═══ Input data
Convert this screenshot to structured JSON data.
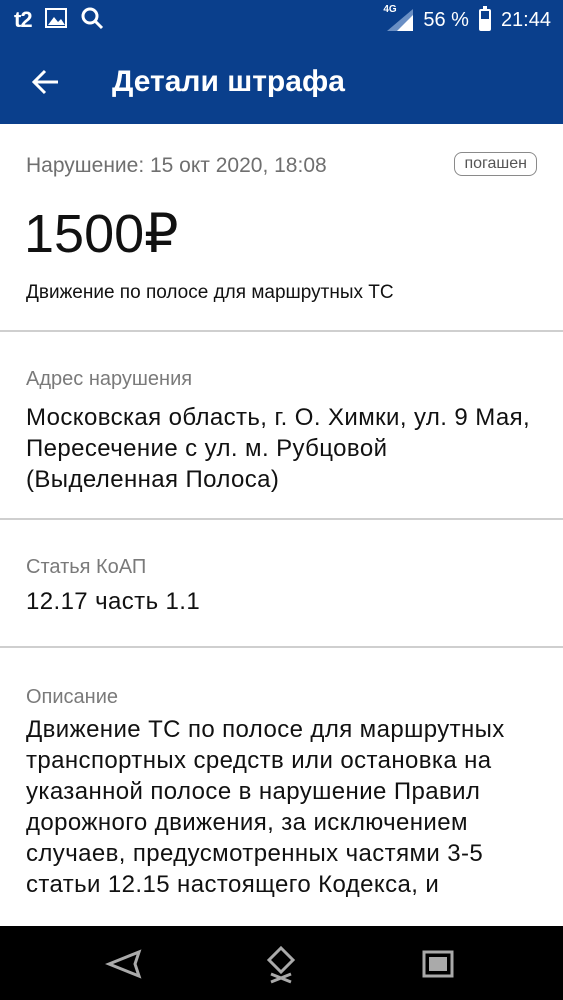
{
  "status_bar": {
    "carrier": "t2",
    "network": "4G",
    "battery": "56 %",
    "battery_level": 0.56,
    "time": "21:44",
    "icons": [
      "gallery-icon",
      "search-icon",
      "signal-icon",
      "battery-icon"
    ]
  },
  "app_bar": {
    "title": "Детали штрафа",
    "back_icon": "arrow-left-icon"
  },
  "fine": {
    "date": "Нарушение: 15 окт 2020, 18:08",
    "status": "погашен",
    "amount": "1500₽",
    "violation": "Движение по полосе для маршрутных ТС"
  },
  "address": {
    "label": "Адрес нарушения",
    "value": "Московская область, г. О. Химки, ул. 9 Мая, Пересечение с ул. м. Рубцовой (Выделенная Полоса)"
  },
  "article": {
    "label": "Статья КоАП",
    "value": "12.17 часть 1.1"
  },
  "description": {
    "label": "Описание",
    "value": "Движение ТС по полосе для маршрутных транспортных средств или остановка на указанной полосе в нарушение Правил дорожного движения, за исключением случаев, предусмотренных частями 3-5 статьи 12.15 настоящего Кодекса, и"
  },
  "nav_bar": {
    "icons": [
      "back-triangle-icon",
      "home-icon",
      "recents-icon"
    ]
  }
}
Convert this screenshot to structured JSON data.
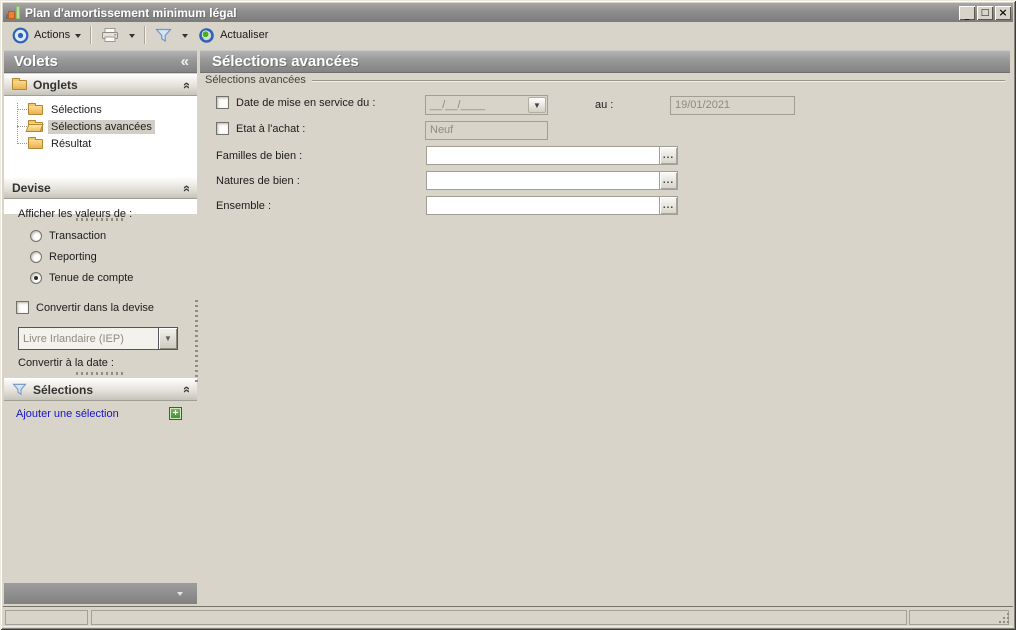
{
  "window": {
    "title": "Plan d'amortissement minimum légal",
    "controls": {
      "minimize": "_",
      "maximize": "□",
      "close": "×"
    }
  },
  "icons": {
    "panel_collapse": "«",
    "section_collapse": "»",
    "combo_arrow": "▼",
    "ellipsis": "..."
  },
  "toolbar": {
    "actions": "Actions",
    "refresh": "Actualiser"
  },
  "sidebar": {
    "title": "Volets",
    "onglets": {
      "title": "Onglets",
      "items": [
        {
          "label": "Sélections",
          "selected": false
        },
        {
          "label": "Sélections avancées",
          "selected": true
        },
        {
          "label": "Résultat",
          "selected": false
        }
      ]
    },
    "devise": {
      "title": "Devise",
      "display_values_label": "Afficher les valeurs de :",
      "radios": [
        {
          "label": "Transaction",
          "checked": false
        },
        {
          "label": "Reporting",
          "checked": false
        },
        {
          "label": "Tenue de compte",
          "checked": true
        }
      ],
      "convert_checkbox_label": "Convertir dans la devise",
      "convert_checked": false,
      "currency_value": "Livre Irlandaire (IEP)",
      "convert_date_label": "Convertir à la date :"
    },
    "selections": {
      "title": "Sélections",
      "add_link": "Ajouter une sélection"
    }
  },
  "main": {
    "title": "Sélections avancées",
    "group_title": "Sélections avancées",
    "date_row": {
      "checkbox_label": "Date de mise en service du :",
      "checked": false,
      "from_value": "__/__/____",
      "au_label": "au :",
      "to_value": "19/01/2021"
    },
    "etat_row": {
      "checkbox_label": "Etat à l'achat :",
      "checked": false,
      "value": "Neuf"
    },
    "familles_label": "Familles de bien :",
    "natures_label": "Natures de bien :",
    "ensemble_label": "Ensemble :"
  },
  "colors": {
    "background": "#d8d4ca",
    "titlebar_gray": "#8d8d8d",
    "accent_blue": "#2e62b8",
    "folder_yellow": "#f2c469",
    "link_blue": "#1414c8",
    "add_green": "#3f8f2f",
    "disabled_text": "#8d8b82"
  }
}
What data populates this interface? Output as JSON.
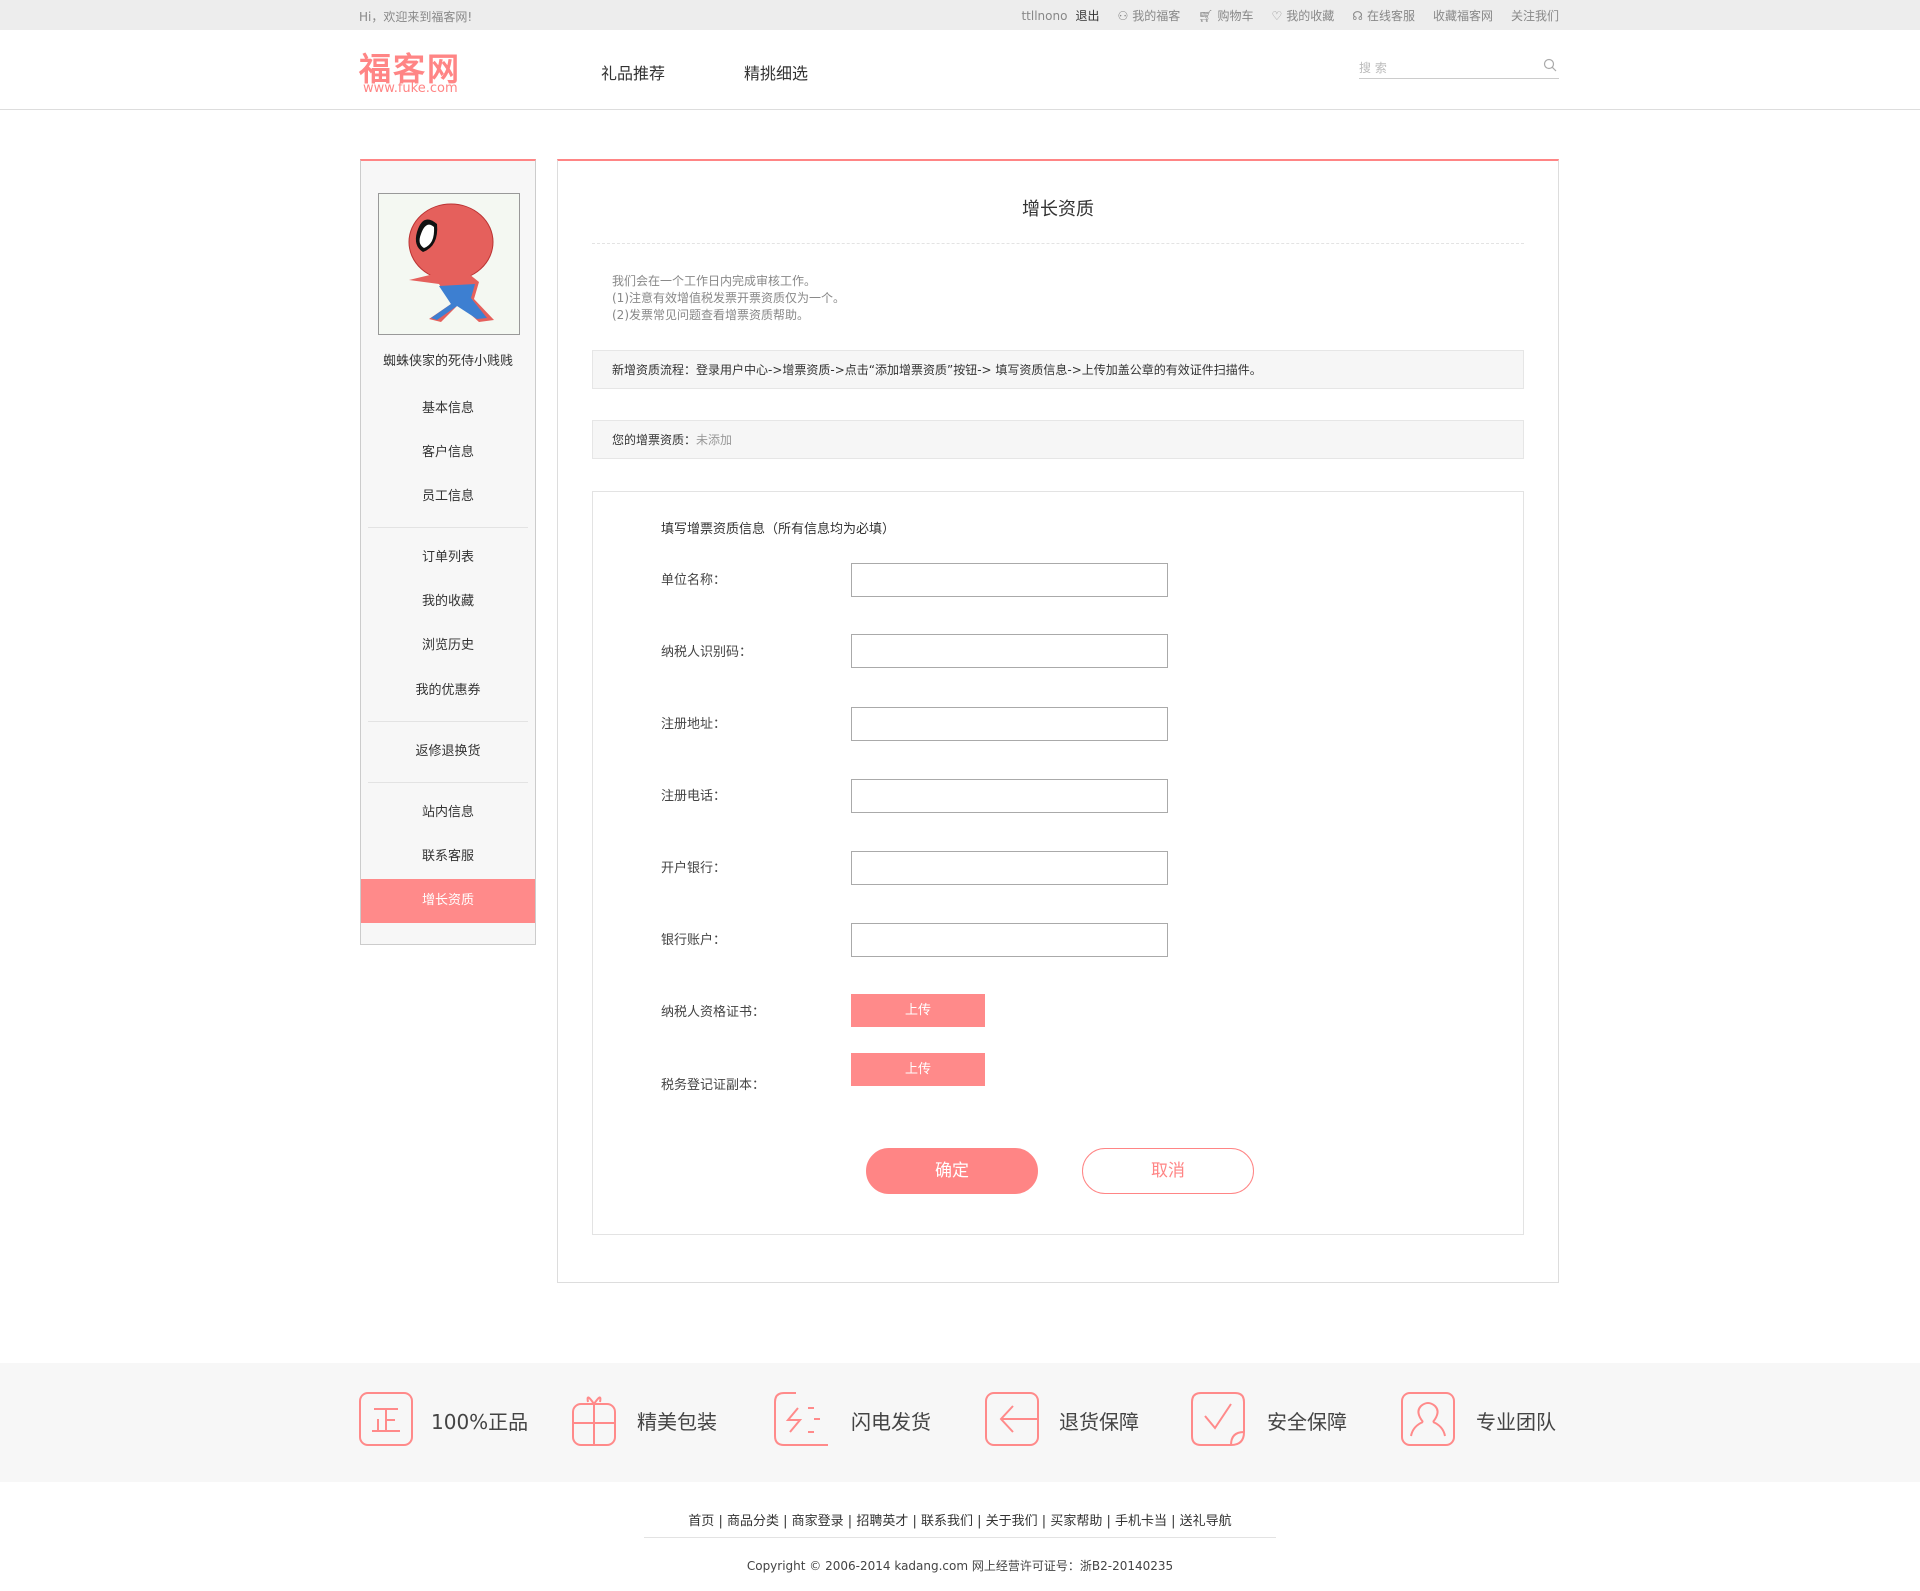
{
  "topbar": {
    "welcome": "Hi，欢迎来到福客网!",
    "username": "ttllnono",
    "logout": "退出",
    "links": [
      {
        "icon": "user-icon",
        "label": "我的福客"
      },
      {
        "icon": "cart-icon",
        "label": "购物车"
      },
      {
        "icon": "heart-icon",
        "label": "我的收藏"
      },
      {
        "icon": "headset-icon",
        "label": "在线客服"
      },
      {
        "icon": "",
        "label": "收藏福客网"
      },
      {
        "icon": "",
        "label": "关注我们"
      }
    ]
  },
  "header": {
    "logo": "福客网",
    "logo_url": "www.fuke.com",
    "nav": [
      "礼品推荐",
      "精挑细选"
    ],
    "search_placeholder": "搜 索"
  },
  "sidebar": {
    "username": "蜘蛛侠家的死侍小贱贱",
    "groups": [
      [
        "基本信息",
        "客户信息",
        "员工信息"
      ],
      [
        "订单列表",
        "我的收藏",
        "浏览历史",
        "我的优惠券"
      ],
      [
        "返修退换货"
      ],
      [
        "站内信息",
        "联系客服",
        "增长资质"
      ]
    ],
    "active": "增长资质"
  },
  "main": {
    "title": "增长资质",
    "notes": [
      "我们会在一个工作日内完成审核工作。",
      "(1)注意有效增值税发票开票资质仅为一个。",
      "(2)发票常见问题查看增票资质帮助。"
    ],
    "flow": "新增资质流程：登录用户中心->增票资质->点击“添加增票资质”按钮-> 填写资质信息->上传加盖公章的有效证件扫描件。",
    "status_label": "您的增票资质：",
    "status_value": "未添加",
    "form": {
      "title": "填写增票资质信息（所有信息均为必填）",
      "fields": [
        {
          "label": "单位名称：",
          "value": ""
        },
        {
          "label": "纳税人识别码：",
          "value": ""
        },
        {
          "label": "注册地址：",
          "value": ""
        },
        {
          "label": "注册电话：",
          "value": ""
        },
        {
          "label": "开户银行：",
          "value": ""
        },
        {
          "label": "银行账户：",
          "value": ""
        }
      ],
      "uploads": [
        {
          "label": "纳税人资格证书：",
          "button": "上传"
        },
        {
          "label": "税务登记证副本：",
          "button": "上传"
        }
      ],
      "confirm": "确定",
      "cancel": "取消"
    }
  },
  "features": [
    {
      "icon": "authentic-icon",
      "label": "100%正品"
    },
    {
      "icon": "gift-icon",
      "label": "精美包装"
    },
    {
      "icon": "lightning-icon",
      "label": "闪电发货"
    },
    {
      "icon": "return-icon",
      "label": "退货保障"
    },
    {
      "icon": "check-icon",
      "label": "安全保障"
    },
    {
      "icon": "team-icon",
      "label": "专业团队"
    }
  ],
  "footer": {
    "links": [
      "首页",
      "商品分类",
      "商家登录",
      "招聘英才",
      "联系我们",
      "关于我们",
      "买家帮助",
      "手机卡当",
      "送礼导航"
    ],
    "copyright": "Copyright © 2006-2014 kadang.com 网上经营许可证号：浙B2-20140235"
  },
  "colors": {
    "accent": "#ff8a8a",
    "topbar": "#ededed",
    "band": "#f7f7f7"
  }
}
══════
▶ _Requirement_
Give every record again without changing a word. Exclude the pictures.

▶ _Written answer_
Convert this screenshot to structured JSON data.
{
  "status_bar": {
    "carrier": "t2",
    "network": "4G",
    "battery": "56 %",
    "battery_level": 0.56,
    "time": "21:44",
    "icons": [
      "gallery-icon",
      "search-icon",
      "signal-icon",
      "battery-icon"
    ]
  },
  "app_bar": {
    "title": "Детали штрафа",
    "back_icon": "arrow-left-icon"
  },
  "fine": {
    "date": "Нарушение: 15 окт 2020, 18:08",
    "status": "погашен",
    "amount": "1500₽",
    "violation": "Движение по полосе для маршрутных ТС"
  },
  "address": {
    "label": "Адрес нарушения",
    "value": "Московская область, г. О. Химки, ул. 9 Мая, Пересечение с ул. м. Рубцовой (Выделенная Полоса)"
  },
  "article": {
    "label": "Статья КоАП",
    "value": "12.17 часть 1.1"
  },
  "description": {
    "label": "Описание",
    "value": "Движение ТС по полосе для маршрутных транспортных средств или остановка на указанной полосе в нарушение Правил дорожного движения, за исключением случаев, предусмотренных частями 3-5 статьи 12.15 настоящего Кодекса, и"
  },
  "nav_bar": {
    "icons": [
      "back-triangle-icon",
      "home-icon",
      "recents-icon"
    ]
  }
}
Convert this screenshot to structured JSON data.
{
  "window": {
    "title": "Plan d'amortissement minimum légal",
    "controls": {
      "minimize": "_",
      "maximize": "□",
      "close": "×"
    }
  },
  "icons": {
    "panel_collapse": "«",
    "section_collapse": "»",
    "combo_arrow": "▼",
    "ellipsis": "..."
  },
  "toolbar": {
    "actions": "Actions",
    "refresh": "Actualiser"
  },
  "sidebar": {
    "title": "Volets",
    "onglets": {
      "title": "Onglets",
      "items": [
        {
          "label": "Sélections",
          "selected": false
        },
        {
          "label": "Sélections avancées",
          "selected": true
        },
        {
          "label": "Résultat",
          "selected": false
        }
      ]
    },
    "devise": {
      "title": "Devise",
      "display_values_label": "Afficher les valeurs de :",
      "radios": [
        {
          "label": "Transaction",
          "checked": false
        },
        {
          "label": "Reporting",
          "checked": false
        },
        {
          "label": "Tenue de compte",
          "checked": true
        }
      ],
      "convert_checkbox_label": "Convertir dans la devise",
      "convert_checked": false,
      "currency_value": "Livre Irlandaire (IEP)",
      "convert_date_label": "Convertir à la date :"
    },
    "selections": {
      "title": "Sélections",
      "add_link": "Ajouter une sélection"
    }
  },
  "main": {
    "title": "Sélections avancées",
    "group_title": "Sélections avancées",
    "date_row": {
      "checkbox_label": "Date de mise en service du :",
      "checked": false,
      "from_value": "__/__/____",
      "au_label": "au :",
      "to_value": "19/01/2021"
    },
    "etat_row": {
      "checkbox_label": "Etat à l'achat :",
      "checked": false,
      "value": "Neuf"
    },
    "familles_label": "Familles de bien :",
    "natures_label": "Natures de bien :",
    "ensemble_label": "Ensemble :"
  },
  "colors": {
    "background": "#d8d4ca",
    "titlebar_gray": "#8d8d8d",
    "accent_blue": "#2e62b8",
    "folder_yellow": "#f2c469",
    "link_blue": "#1414c8",
    "add_green": "#3f8f2f",
    "disabled_text": "#8d8b82"
  }
}
What data populates this interface? Output as JSON.
{
  "topbar": {
    "welcome": "Hi，欢迎来到福客网!",
    "username": "ttllnono",
    "logout": "退出",
    "links": [
      {
        "icon": "user-icon",
        "label": "我的福客"
      },
      {
        "icon": "cart-icon",
        "label": "购物车"
      },
      {
        "icon": "heart-icon",
        "label": "我的收藏"
      },
      {
        "icon": "headset-icon",
        "label": "在线客服"
      },
      {
        "icon": "",
        "label": "收藏福客网"
      },
      {
        "icon": "",
        "label": "关注我们"
      }
    ]
  },
  "header": {
    "logo": "福客网",
    "logo_url": "www.fuke.com",
    "nav": [
      "礼品推荐",
      "精挑细选"
    ],
    "search_placeholder": "搜 索"
  },
  "sidebar": {
    "username": "蜘蛛侠家的死侍小贱贱",
    "groups": [
      [
        "基本信息",
        "客户信息",
        "员工信息"
      ],
      [
        "订单列表",
        "我的收藏",
        "浏览历史",
        "我的优惠券"
      ],
      [
        "返修退换货"
      ],
      [
        "站内信息",
        "联系客服",
        "增长资质"
      ]
    ],
    "active": "增长资质"
  },
  "main": {
    "title": "增长资质",
    "notes": [
      "我们会在一个工作日内完成审核工作。",
      "(1)注意有效增值税发票开票资质仅为一个。",
      "(2)发票常见问题查看增票资质帮助。"
    ],
    "flow": "新增资质流程：登录用户中心->增票资质->点击“添加增票资质”按钮-> 填写资质信息->上传加盖公章的有效证件扫描件。",
    "status_label": "您的增票资质：",
    "status_value": "未添加",
    "form": {
      "title": "填写增票资质信息（所有信息均为必填）",
      "fields": [
        {
          "label": "单位名称：",
          "value": ""
        },
        {
          "label": "纳税人识别码：",
          "value": ""
        },
        {
          "label": "注册地址：",
          "value": ""
        },
        {
          "label": "注册电话：",
          "value": ""
        },
        {
          "label": "开户银行：",
          "value": ""
        },
        {
          "label": "银行账户：",
          "value": ""
        }
      ],
      "uploads": [
        {
          "label": "纳税人资格证书：",
          "button": "上传"
        },
        {
          "label": "税务登记证副本：",
          "button": "上传"
        }
      ],
      "confirm": "确定",
      "cancel": "取消"
    }
  },
  "features": [
    {
      "icon": "authentic-icon",
      "label": "100%正品"
    },
    {
      "icon": "gift-icon",
      "label": "精美包装"
    },
    {
      "icon": "lightning-icon",
      "label": "闪电发货"
    },
    {
      "icon": "return-icon",
      "label": "退货保障"
    },
    {
      "icon": "check-icon",
      "label": "安全保障"
    },
    {
      "icon": "team-icon",
      "label": "专业团队"
    }
  ],
  "footer": {
    "links": [
      "首页",
      "商品分类",
      "商家登录",
      "招聘英才",
      "联系我们",
      "关于我们",
      "买家帮助",
      "手机卡当",
      "送礼导航"
    ],
    "copyright": "Copyright © 2006-2014 kadang.com 网上经营许可证号：浙B2-20140235"
  },
  "colors": {
    "accent": "#ff8a8a",
    "topbar": "#ededed",
    "band": "#f7f7f7"
  }
}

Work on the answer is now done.